/---

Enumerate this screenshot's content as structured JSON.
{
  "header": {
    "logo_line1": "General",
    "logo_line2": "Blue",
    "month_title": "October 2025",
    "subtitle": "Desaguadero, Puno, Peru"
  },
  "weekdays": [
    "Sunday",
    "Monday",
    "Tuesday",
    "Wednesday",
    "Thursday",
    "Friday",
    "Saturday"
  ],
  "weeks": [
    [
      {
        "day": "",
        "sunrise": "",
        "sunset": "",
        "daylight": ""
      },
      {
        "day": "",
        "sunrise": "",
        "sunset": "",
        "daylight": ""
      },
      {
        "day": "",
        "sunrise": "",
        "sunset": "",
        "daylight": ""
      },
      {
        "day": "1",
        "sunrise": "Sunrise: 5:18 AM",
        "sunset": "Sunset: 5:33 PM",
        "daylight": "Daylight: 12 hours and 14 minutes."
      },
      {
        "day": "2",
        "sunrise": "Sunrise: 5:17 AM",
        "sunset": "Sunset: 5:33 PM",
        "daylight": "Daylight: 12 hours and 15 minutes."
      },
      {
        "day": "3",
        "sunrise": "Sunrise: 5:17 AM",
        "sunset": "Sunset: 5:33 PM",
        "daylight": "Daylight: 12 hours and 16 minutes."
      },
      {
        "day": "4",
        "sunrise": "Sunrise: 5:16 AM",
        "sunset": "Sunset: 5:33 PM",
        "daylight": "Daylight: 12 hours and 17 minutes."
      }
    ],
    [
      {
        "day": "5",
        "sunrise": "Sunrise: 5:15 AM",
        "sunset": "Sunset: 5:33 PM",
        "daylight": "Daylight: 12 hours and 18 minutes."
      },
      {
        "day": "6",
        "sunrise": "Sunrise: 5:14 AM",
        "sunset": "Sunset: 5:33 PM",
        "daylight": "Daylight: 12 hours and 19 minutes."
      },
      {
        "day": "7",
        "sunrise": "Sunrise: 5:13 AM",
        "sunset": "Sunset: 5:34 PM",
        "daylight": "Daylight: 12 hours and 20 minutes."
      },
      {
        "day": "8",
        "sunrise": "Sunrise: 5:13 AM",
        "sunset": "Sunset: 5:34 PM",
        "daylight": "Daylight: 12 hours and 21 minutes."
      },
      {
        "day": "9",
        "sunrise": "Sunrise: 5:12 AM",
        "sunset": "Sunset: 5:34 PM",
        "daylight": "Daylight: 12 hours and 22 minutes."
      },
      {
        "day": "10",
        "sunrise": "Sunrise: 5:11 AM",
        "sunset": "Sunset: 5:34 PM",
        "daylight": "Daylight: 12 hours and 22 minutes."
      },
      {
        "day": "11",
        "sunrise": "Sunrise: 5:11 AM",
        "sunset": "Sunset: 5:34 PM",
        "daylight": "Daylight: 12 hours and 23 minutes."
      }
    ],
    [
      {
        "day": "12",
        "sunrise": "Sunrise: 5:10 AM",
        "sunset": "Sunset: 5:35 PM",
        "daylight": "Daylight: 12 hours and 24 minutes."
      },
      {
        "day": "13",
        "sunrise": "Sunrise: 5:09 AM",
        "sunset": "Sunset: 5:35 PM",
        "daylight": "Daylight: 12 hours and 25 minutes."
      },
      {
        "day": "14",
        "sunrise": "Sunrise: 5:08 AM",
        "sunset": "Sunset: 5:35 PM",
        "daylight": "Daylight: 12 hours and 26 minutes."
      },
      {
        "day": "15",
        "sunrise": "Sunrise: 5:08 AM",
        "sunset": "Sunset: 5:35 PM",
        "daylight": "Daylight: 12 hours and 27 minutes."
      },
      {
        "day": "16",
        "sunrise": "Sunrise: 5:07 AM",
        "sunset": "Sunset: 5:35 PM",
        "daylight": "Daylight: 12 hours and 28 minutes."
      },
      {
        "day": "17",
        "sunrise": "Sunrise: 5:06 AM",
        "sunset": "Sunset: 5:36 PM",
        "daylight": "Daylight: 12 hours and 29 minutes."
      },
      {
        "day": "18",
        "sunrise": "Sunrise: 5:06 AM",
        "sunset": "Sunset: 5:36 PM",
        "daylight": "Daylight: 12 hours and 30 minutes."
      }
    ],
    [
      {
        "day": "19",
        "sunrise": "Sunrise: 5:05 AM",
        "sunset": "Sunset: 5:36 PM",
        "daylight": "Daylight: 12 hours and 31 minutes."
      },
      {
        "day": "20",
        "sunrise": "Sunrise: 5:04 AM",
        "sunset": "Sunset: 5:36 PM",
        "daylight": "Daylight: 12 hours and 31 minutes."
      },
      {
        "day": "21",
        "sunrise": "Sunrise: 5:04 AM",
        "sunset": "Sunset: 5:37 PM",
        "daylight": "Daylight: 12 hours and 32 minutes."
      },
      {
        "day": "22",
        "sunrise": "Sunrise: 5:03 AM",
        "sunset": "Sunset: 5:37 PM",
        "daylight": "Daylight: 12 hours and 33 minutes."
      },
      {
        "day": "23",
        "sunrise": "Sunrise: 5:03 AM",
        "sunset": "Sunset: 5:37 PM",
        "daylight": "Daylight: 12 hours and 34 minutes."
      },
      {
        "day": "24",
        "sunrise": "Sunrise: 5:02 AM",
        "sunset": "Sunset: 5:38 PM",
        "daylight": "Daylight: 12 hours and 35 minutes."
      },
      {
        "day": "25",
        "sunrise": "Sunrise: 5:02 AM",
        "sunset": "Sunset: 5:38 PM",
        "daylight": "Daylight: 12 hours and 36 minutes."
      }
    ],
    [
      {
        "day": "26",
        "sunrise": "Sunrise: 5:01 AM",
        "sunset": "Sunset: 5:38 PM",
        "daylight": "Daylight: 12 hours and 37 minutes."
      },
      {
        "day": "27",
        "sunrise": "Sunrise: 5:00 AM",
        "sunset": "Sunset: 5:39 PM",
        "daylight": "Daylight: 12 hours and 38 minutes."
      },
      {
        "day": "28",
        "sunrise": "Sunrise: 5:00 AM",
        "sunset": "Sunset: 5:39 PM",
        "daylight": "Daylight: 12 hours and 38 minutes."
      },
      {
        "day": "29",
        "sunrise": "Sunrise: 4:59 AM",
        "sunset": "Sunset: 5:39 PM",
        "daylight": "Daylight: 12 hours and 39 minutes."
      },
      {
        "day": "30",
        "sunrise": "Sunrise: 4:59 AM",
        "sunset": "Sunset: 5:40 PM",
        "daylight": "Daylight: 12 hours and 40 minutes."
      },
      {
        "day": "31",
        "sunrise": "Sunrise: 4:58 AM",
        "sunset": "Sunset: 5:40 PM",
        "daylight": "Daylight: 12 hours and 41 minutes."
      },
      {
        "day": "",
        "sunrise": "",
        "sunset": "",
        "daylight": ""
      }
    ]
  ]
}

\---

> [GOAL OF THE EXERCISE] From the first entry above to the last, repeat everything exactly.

> [SOLUTION]
Enumerate this screenshot's content as structured JSON.
{
  "header": {
    "logo_line1": "General",
    "logo_line2": "Blue",
    "month_title": "October 2025",
    "subtitle": "Desaguadero, Puno, Peru"
  },
  "weekdays": [
    "Sunday",
    "Monday",
    "Tuesday",
    "Wednesday",
    "Thursday",
    "Friday",
    "Saturday"
  ],
  "weeks": [
    [
      {
        "day": "",
        "sunrise": "",
        "sunset": "",
        "daylight": ""
      },
      {
        "day": "",
        "sunrise": "",
        "sunset": "",
        "daylight": ""
      },
      {
        "day": "",
        "sunrise": "",
        "sunset": "",
        "daylight": ""
      },
      {
        "day": "1",
        "sunrise": "Sunrise: 5:18 AM",
        "sunset": "Sunset: 5:33 PM",
        "daylight": "Daylight: 12 hours and 14 minutes."
      },
      {
        "day": "2",
        "sunrise": "Sunrise: 5:17 AM",
        "sunset": "Sunset: 5:33 PM",
        "daylight": "Daylight: 12 hours and 15 minutes."
      },
      {
        "day": "3",
        "sunrise": "Sunrise: 5:17 AM",
        "sunset": "Sunset: 5:33 PM",
        "daylight": "Daylight: 12 hours and 16 minutes."
      },
      {
        "day": "4",
        "sunrise": "Sunrise: 5:16 AM",
        "sunset": "Sunset: 5:33 PM",
        "daylight": "Daylight: 12 hours and 17 minutes."
      }
    ],
    [
      {
        "day": "5",
        "sunrise": "Sunrise: 5:15 AM",
        "sunset": "Sunset: 5:33 PM",
        "daylight": "Daylight: 12 hours and 18 minutes."
      },
      {
        "day": "6",
        "sunrise": "Sunrise: 5:14 AM",
        "sunset": "Sunset: 5:33 PM",
        "daylight": "Daylight: 12 hours and 19 minutes."
      },
      {
        "day": "7",
        "sunrise": "Sunrise: 5:13 AM",
        "sunset": "Sunset: 5:34 PM",
        "daylight": "Daylight: 12 hours and 20 minutes."
      },
      {
        "day": "8",
        "sunrise": "Sunrise: 5:13 AM",
        "sunset": "Sunset: 5:34 PM",
        "daylight": "Daylight: 12 hours and 21 minutes."
      },
      {
        "day": "9",
        "sunrise": "Sunrise: 5:12 AM",
        "sunset": "Sunset: 5:34 PM",
        "daylight": "Daylight: 12 hours and 22 minutes."
      },
      {
        "day": "10",
        "sunrise": "Sunrise: 5:11 AM",
        "sunset": "Sunset: 5:34 PM",
        "daylight": "Daylight: 12 hours and 22 minutes."
      },
      {
        "day": "11",
        "sunrise": "Sunrise: 5:11 AM",
        "sunset": "Sunset: 5:34 PM",
        "daylight": "Daylight: 12 hours and 23 minutes."
      }
    ],
    [
      {
        "day": "12",
        "sunrise": "Sunrise: 5:10 AM",
        "sunset": "Sunset: 5:35 PM",
        "daylight": "Daylight: 12 hours and 24 minutes."
      },
      {
        "day": "13",
        "sunrise": "Sunrise: 5:09 AM",
        "sunset": "Sunset: 5:35 PM",
        "daylight": "Daylight: 12 hours and 25 minutes."
      },
      {
        "day": "14",
        "sunrise": "Sunrise: 5:08 AM",
        "sunset": "Sunset: 5:35 PM",
        "daylight": "Daylight: 12 hours and 26 minutes."
      },
      {
        "day": "15",
        "sunrise": "Sunrise: 5:08 AM",
        "sunset": "Sunset: 5:35 PM",
        "daylight": "Daylight: 12 hours and 27 minutes."
      },
      {
        "day": "16",
        "sunrise": "Sunrise: 5:07 AM",
        "sunset": "Sunset: 5:35 PM",
        "daylight": "Daylight: 12 hours and 28 minutes."
      },
      {
        "day": "17",
        "sunrise": "Sunrise: 5:06 AM",
        "sunset": "Sunset: 5:36 PM",
        "daylight": "Daylight: 12 hours and 29 minutes."
      },
      {
        "day": "18",
        "sunrise": "Sunrise: 5:06 AM",
        "sunset": "Sunset: 5:36 PM",
        "daylight": "Daylight: 12 hours and 30 minutes."
      }
    ],
    [
      {
        "day": "19",
        "sunrise": "Sunrise: 5:05 AM",
        "sunset": "Sunset: 5:36 PM",
        "daylight": "Daylight: 12 hours and 31 minutes."
      },
      {
        "day": "20",
        "sunrise": "Sunrise: 5:04 AM",
        "sunset": "Sunset: 5:36 PM",
        "daylight": "Daylight: 12 hours and 31 minutes."
      },
      {
        "day": "21",
        "sunrise": "Sunrise: 5:04 AM",
        "sunset": "Sunset: 5:37 PM",
        "daylight": "Daylight: 12 hours and 32 minutes."
      },
      {
        "day": "22",
        "sunrise": "Sunrise: 5:03 AM",
        "sunset": "Sunset: 5:37 PM",
        "daylight": "Daylight: 12 hours and 33 minutes."
      },
      {
        "day": "23",
        "sunrise": "Sunrise: 5:03 AM",
        "sunset": "Sunset: 5:37 PM",
        "daylight": "Daylight: 12 hours and 34 minutes."
      },
      {
        "day": "24",
        "sunrise": "Sunrise: 5:02 AM",
        "sunset": "Sunset: 5:38 PM",
        "daylight": "Daylight: 12 hours and 35 minutes."
      },
      {
        "day": "25",
        "sunrise": "Sunrise: 5:02 AM",
        "sunset": "Sunset: 5:38 PM",
        "daylight": "Daylight: 12 hours and 36 minutes."
      }
    ],
    [
      {
        "day": "26",
        "sunrise": "Sunrise: 5:01 AM",
        "sunset": "Sunset: 5:38 PM",
        "daylight": "Daylight: 12 hours and 37 minutes."
      },
      {
        "day": "27",
        "sunrise": "Sunrise: 5:00 AM",
        "sunset": "Sunset: 5:39 PM",
        "daylight": "Daylight: 12 hours and 38 minutes."
      },
      {
        "day": "28",
        "sunrise": "Sunrise: 5:00 AM",
        "sunset": "Sunset: 5:39 PM",
        "daylight": "Daylight: 12 hours and 38 minutes."
      },
      {
        "day": "29",
        "sunrise": "Sunrise: 4:59 AM",
        "sunset": "Sunset: 5:39 PM",
        "daylight": "Daylight: 12 hours and 39 minutes."
      },
      {
        "day": "30",
        "sunrise": "Sunrise: 4:59 AM",
        "sunset": "Sunset: 5:40 PM",
        "daylight": "Daylight: 12 hours and 40 minutes."
      },
      {
        "day": "31",
        "sunrise": "Sunrise: 4:58 AM",
        "sunset": "Sunset: 5:40 PM",
        "daylight": "Daylight: 12 hours and 41 minutes."
      },
      {
        "day": "",
        "sunrise": "",
        "sunset": "",
        "daylight": ""
      }
    ]
  ]
}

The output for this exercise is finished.